Assigned task ▸
Look through the entries for the string "text" and copy every line where it shows up.

The input ▸
_____

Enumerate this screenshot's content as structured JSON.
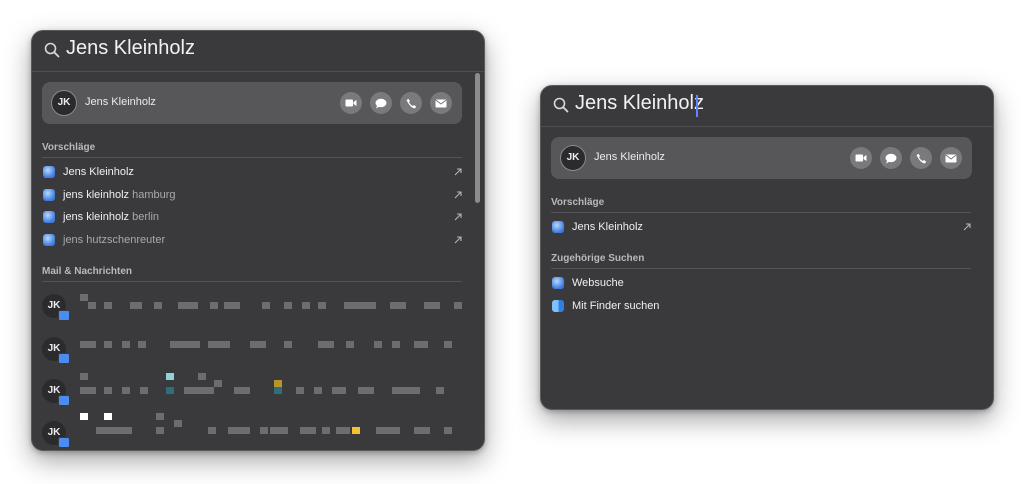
{
  "left_window": {
    "query": "Jens Kleinholz",
    "contact": {
      "initials": "JK",
      "name": "Jens Kleinholz"
    },
    "section_suggestions": "Vorschläge",
    "suggestions": [
      {
        "bold": "Jens Kleinholz",
        "rest": ""
      },
      {
        "bold": "jens kleinholz",
        "rest": " hamburg"
      },
      {
        "bold": "jens kleinholz",
        "rest": " berlin"
      },
      {
        "bold": "",
        "rest": "jens hutzschenreuter"
      }
    ],
    "section_mail": "Mail & Nachrichten",
    "mail_items": [
      {
        "initials": "JK"
      },
      {
        "initials": "JK"
      },
      {
        "initials": "JK"
      },
      {
        "initials": "JK"
      }
    ]
  },
  "right_window": {
    "query": "Jens Kleinholz",
    "contact": {
      "initials": "JK",
      "name": "Jens Kleinholz"
    },
    "section_suggestions": "Vorschläge",
    "suggestions": [
      {
        "bold": "Jens Kleinholz",
        "rest": ""
      }
    ],
    "section_related": "Zugehörige Suchen",
    "related": [
      {
        "label": "Websuche",
        "icon": "safari-icon"
      },
      {
        "label": "Mit Finder suchen",
        "icon": "finder-icon"
      }
    ]
  },
  "colors": {
    "panel": "#3a3a3c",
    "card": "#57575a",
    "accent": "#5d86ff",
    "highlight_yellow": "#f2c230",
    "highlight_teal": "#8fd3d8"
  },
  "icons": [
    "search-icon",
    "video-icon",
    "message-icon",
    "phone-icon",
    "mail-icon",
    "arrow-up-right-icon",
    "safari-icon",
    "finder-icon",
    "mail-badge-icon"
  ]
}
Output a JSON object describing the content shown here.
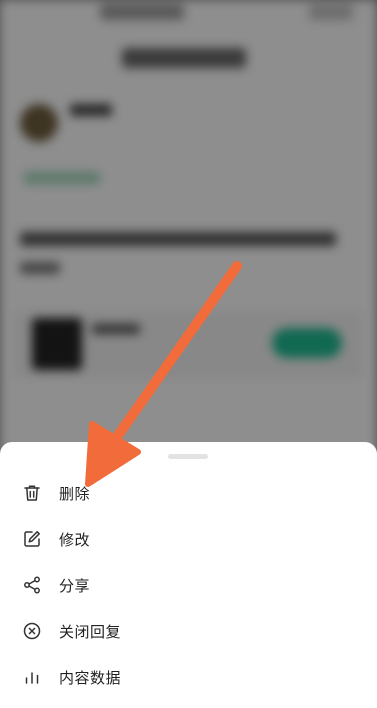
{
  "menu": {
    "items": [
      {
        "label": "删除",
        "icon": "trash-icon"
      },
      {
        "label": "修改",
        "icon": "edit-icon"
      },
      {
        "label": "分享",
        "icon": "share-icon"
      },
      {
        "label": "关闭回复",
        "icon": "close-circle-icon"
      },
      {
        "label": "内容数据",
        "icon": "bar-chart-icon"
      }
    ]
  },
  "colors": {
    "annotation_arrow": "#f26b3a",
    "icon": "#333333",
    "text": "#222222",
    "sheet_bg": "#ffffff",
    "overlay": "#000000"
  }
}
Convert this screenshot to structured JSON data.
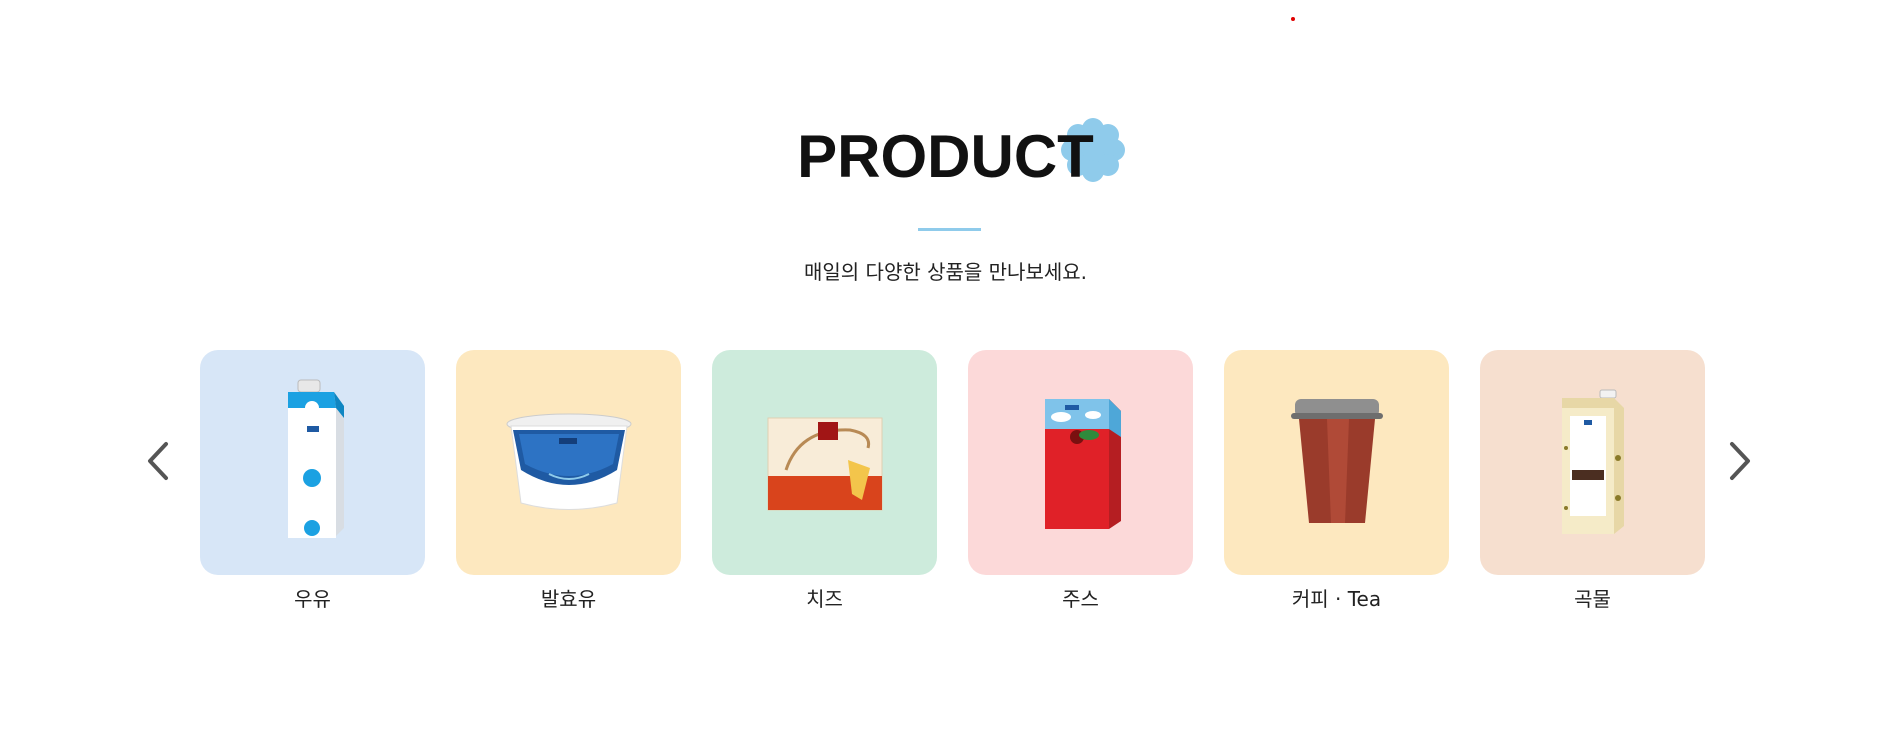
{
  "header": {
    "title": "PRODUCT",
    "subtitle": "매일의 다양한 상품을 만나보세요.",
    "accent_color": "#8fcbeb"
  },
  "carousel": {
    "prev_icon": "chevron-left-icon",
    "next_icon": "chevron-right-icon",
    "items": [
      {
        "label": "우유",
        "bg": "#d7e6f7",
        "icon": "milk-carton-icon"
      },
      {
        "label": "발효유",
        "bg": "#fde8bf",
        "icon": "yogurt-cup-icon"
      },
      {
        "label": "치즈",
        "bg": "#cdebdc",
        "icon": "cheese-pack-icon"
      },
      {
        "label": "주스",
        "bg": "#fcd9d9",
        "icon": "juice-box-icon"
      },
      {
        "label": "커피 · Tea",
        "bg": "#fde8bf",
        "icon": "coffee-cup-icon"
      },
      {
        "label": "곡물",
        "bg": "#f6dfcf",
        "icon": "grain-carton-icon"
      }
    ]
  }
}
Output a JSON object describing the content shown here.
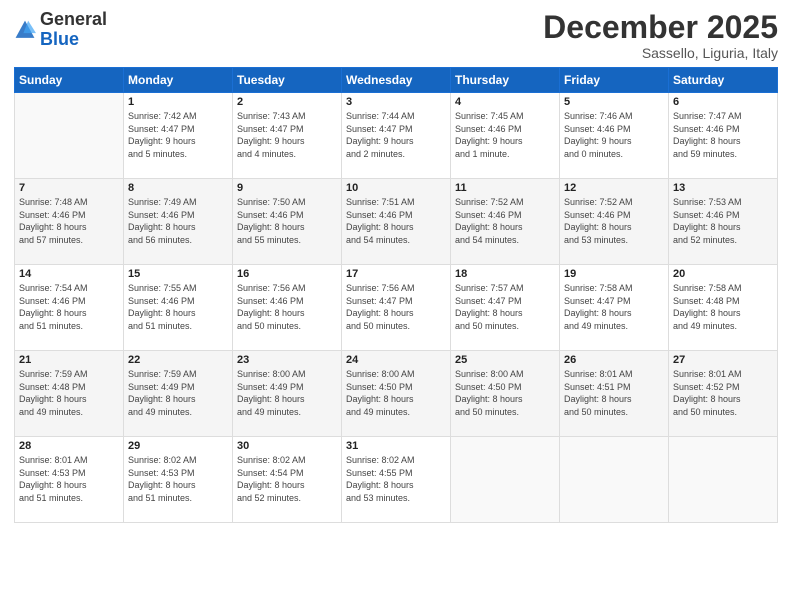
{
  "header": {
    "logo_general": "General",
    "logo_blue": "Blue",
    "month_title": "December 2025",
    "location": "Sassello, Liguria, Italy"
  },
  "weekdays": [
    "Sunday",
    "Monday",
    "Tuesday",
    "Wednesday",
    "Thursday",
    "Friday",
    "Saturday"
  ],
  "weeks": [
    [
      {
        "day": "",
        "info": ""
      },
      {
        "day": "1",
        "info": "Sunrise: 7:42 AM\nSunset: 4:47 PM\nDaylight: 9 hours\nand 5 minutes."
      },
      {
        "day": "2",
        "info": "Sunrise: 7:43 AM\nSunset: 4:47 PM\nDaylight: 9 hours\nand 4 minutes."
      },
      {
        "day": "3",
        "info": "Sunrise: 7:44 AM\nSunset: 4:47 PM\nDaylight: 9 hours\nand 2 minutes."
      },
      {
        "day": "4",
        "info": "Sunrise: 7:45 AM\nSunset: 4:46 PM\nDaylight: 9 hours\nand 1 minute."
      },
      {
        "day": "5",
        "info": "Sunrise: 7:46 AM\nSunset: 4:46 PM\nDaylight: 9 hours\nand 0 minutes."
      },
      {
        "day": "6",
        "info": "Sunrise: 7:47 AM\nSunset: 4:46 PM\nDaylight: 8 hours\nand 59 minutes."
      }
    ],
    [
      {
        "day": "7",
        "info": "Sunrise: 7:48 AM\nSunset: 4:46 PM\nDaylight: 8 hours\nand 57 minutes."
      },
      {
        "day": "8",
        "info": "Sunrise: 7:49 AM\nSunset: 4:46 PM\nDaylight: 8 hours\nand 56 minutes."
      },
      {
        "day": "9",
        "info": "Sunrise: 7:50 AM\nSunset: 4:46 PM\nDaylight: 8 hours\nand 55 minutes."
      },
      {
        "day": "10",
        "info": "Sunrise: 7:51 AM\nSunset: 4:46 PM\nDaylight: 8 hours\nand 54 minutes."
      },
      {
        "day": "11",
        "info": "Sunrise: 7:52 AM\nSunset: 4:46 PM\nDaylight: 8 hours\nand 54 minutes."
      },
      {
        "day": "12",
        "info": "Sunrise: 7:52 AM\nSunset: 4:46 PM\nDaylight: 8 hours\nand 53 minutes."
      },
      {
        "day": "13",
        "info": "Sunrise: 7:53 AM\nSunset: 4:46 PM\nDaylight: 8 hours\nand 52 minutes."
      }
    ],
    [
      {
        "day": "14",
        "info": "Sunrise: 7:54 AM\nSunset: 4:46 PM\nDaylight: 8 hours\nand 51 minutes."
      },
      {
        "day": "15",
        "info": "Sunrise: 7:55 AM\nSunset: 4:46 PM\nDaylight: 8 hours\nand 51 minutes."
      },
      {
        "day": "16",
        "info": "Sunrise: 7:56 AM\nSunset: 4:46 PM\nDaylight: 8 hours\nand 50 minutes."
      },
      {
        "day": "17",
        "info": "Sunrise: 7:56 AM\nSunset: 4:47 PM\nDaylight: 8 hours\nand 50 minutes."
      },
      {
        "day": "18",
        "info": "Sunrise: 7:57 AM\nSunset: 4:47 PM\nDaylight: 8 hours\nand 50 minutes."
      },
      {
        "day": "19",
        "info": "Sunrise: 7:58 AM\nSunset: 4:47 PM\nDaylight: 8 hours\nand 49 minutes."
      },
      {
        "day": "20",
        "info": "Sunrise: 7:58 AM\nSunset: 4:48 PM\nDaylight: 8 hours\nand 49 minutes."
      }
    ],
    [
      {
        "day": "21",
        "info": "Sunrise: 7:59 AM\nSunset: 4:48 PM\nDaylight: 8 hours\nand 49 minutes."
      },
      {
        "day": "22",
        "info": "Sunrise: 7:59 AM\nSunset: 4:49 PM\nDaylight: 8 hours\nand 49 minutes."
      },
      {
        "day": "23",
        "info": "Sunrise: 8:00 AM\nSunset: 4:49 PM\nDaylight: 8 hours\nand 49 minutes."
      },
      {
        "day": "24",
        "info": "Sunrise: 8:00 AM\nSunset: 4:50 PM\nDaylight: 8 hours\nand 49 minutes."
      },
      {
        "day": "25",
        "info": "Sunrise: 8:00 AM\nSunset: 4:50 PM\nDaylight: 8 hours\nand 50 minutes."
      },
      {
        "day": "26",
        "info": "Sunrise: 8:01 AM\nSunset: 4:51 PM\nDaylight: 8 hours\nand 50 minutes."
      },
      {
        "day": "27",
        "info": "Sunrise: 8:01 AM\nSunset: 4:52 PM\nDaylight: 8 hours\nand 50 minutes."
      }
    ],
    [
      {
        "day": "28",
        "info": "Sunrise: 8:01 AM\nSunset: 4:53 PM\nDaylight: 8 hours\nand 51 minutes."
      },
      {
        "day": "29",
        "info": "Sunrise: 8:02 AM\nSunset: 4:53 PM\nDaylight: 8 hours\nand 51 minutes."
      },
      {
        "day": "30",
        "info": "Sunrise: 8:02 AM\nSunset: 4:54 PM\nDaylight: 8 hours\nand 52 minutes."
      },
      {
        "day": "31",
        "info": "Sunrise: 8:02 AM\nSunset: 4:55 PM\nDaylight: 8 hours\nand 53 minutes."
      },
      {
        "day": "",
        "info": ""
      },
      {
        "day": "",
        "info": ""
      },
      {
        "day": "",
        "info": ""
      }
    ]
  ]
}
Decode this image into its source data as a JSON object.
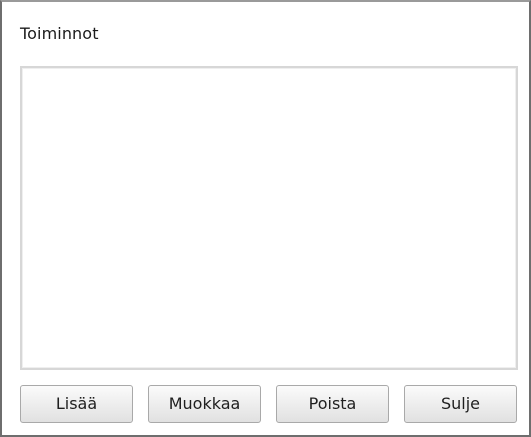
{
  "window": {
    "title": "Toiminnot"
  },
  "list": {
    "items": []
  },
  "buttons": {
    "add": "Lisää",
    "edit": "Muokkaa",
    "delete": "Poista",
    "close": "Sulje"
  }
}
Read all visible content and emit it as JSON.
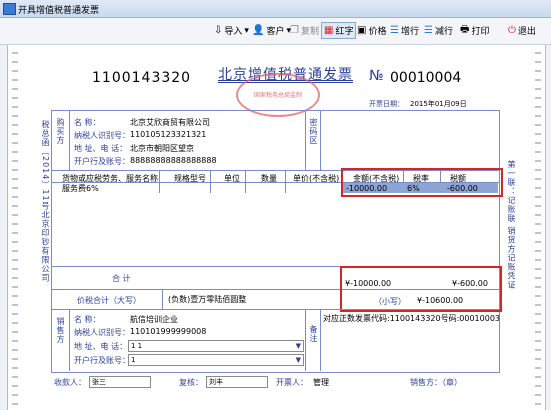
{
  "window": {
    "title": "开具增值税普通发票"
  },
  "toolbar": {
    "import": "导入",
    "customer": "客户",
    "copy": "复制",
    "red": "红字",
    "price": "价格",
    "add": "增行",
    "remove": "减行",
    "print": "打印",
    "exit": "退出"
  },
  "invoice": {
    "code": "1100143320",
    "title": "北京增值税普通发票",
    "no_prefix": "№",
    "number": "00010004",
    "date_label": "开票日期：",
    "date": "2015年01月09日",
    "stamp": "国家税务总局监制",
    "left_vertical": "税总函〔2014〕11号北京印钞有限公司",
    "right_vertical": "第一联：记账联  销货方记账凭证",
    "buyer": {
      "side_label": "购买方",
      "name_label": "名    称：",
      "name": "北京艾欣商贸有限公司",
      "tax_label": "纳税人识别号：",
      "tax": "110105123321321",
      "addr_label": "地 址、电 话：",
      "addr": "北京市朝阳区望京",
      "bank_label": "开户行及账号：",
      "bank": "88888888888888888"
    },
    "password_label": "密码区",
    "table": {
      "headers": [
        "货物或应税劳务、服务名称",
        "规格型号",
        "单位",
        "数量",
        "单价(不含税)",
        "金额(不含税)",
        "税率",
        "税额"
      ],
      "rows": [
        {
          "name": "服务费6%",
          "spec": "",
          "unit": "",
          "qty": "",
          "price": "",
          "amount": "-10000.00",
          "rate": "6%",
          "tax": "-600.00"
        }
      ]
    },
    "total": {
      "label": "合        计",
      "amount": "¥-10000.00",
      "tax": "¥-600.00"
    },
    "sum": {
      "label": "价税合计（大写）",
      "text": "(负数)壹万零陆佰圆整",
      "small_label": "（小写）",
      "small": "¥-10600.00"
    },
    "seller": {
      "side_label": "销售方",
      "name_label": "名    称：",
      "name": "航信培训企业",
      "tax_label": "纳税人识别号：",
      "tax": "110101999999008",
      "addr_label": "地 址、电 话：",
      "addr": "1 1",
      "bank_label": "开户行及账号：",
      "bank": "1"
    },
    "remark_label": "备注",
    "remark": "对应正数发票代码:1100143320号码:00010003",
    "payee_label": "收款人：",
    "payee": "张三",
    "reviewer_label": "复核：",
    "reviewer": "刘丰",
    "drawer_label": "开票人：",
    "drawer": "管理",
    "seller_sign": "销售方：（章）"
  }
}
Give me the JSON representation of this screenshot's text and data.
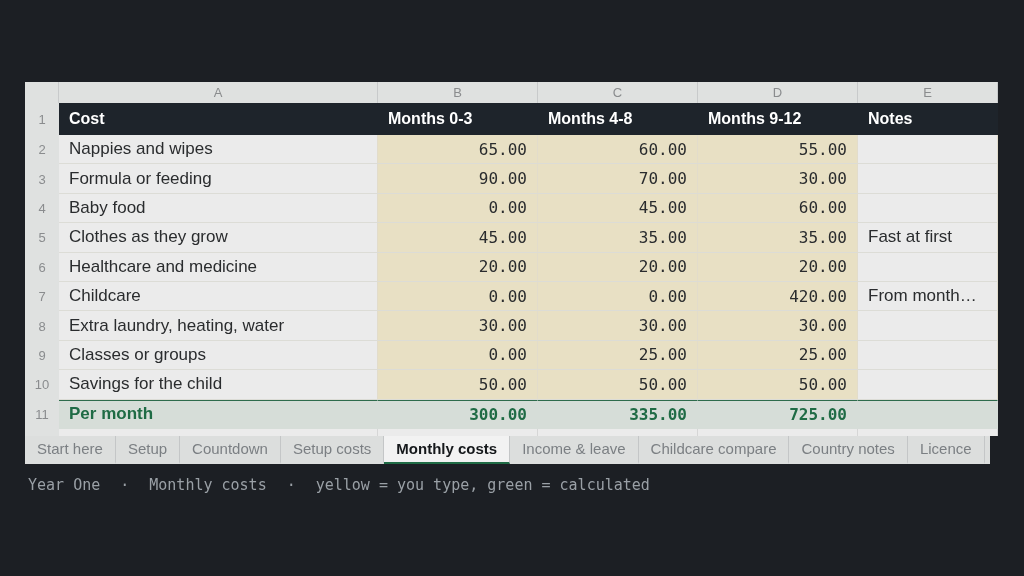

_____

Your solution ▸
    "text": "#222222",
      "text": "(负数)壹万零陆佰圆整",
Give me the JSON representation of this screenshot's text and data.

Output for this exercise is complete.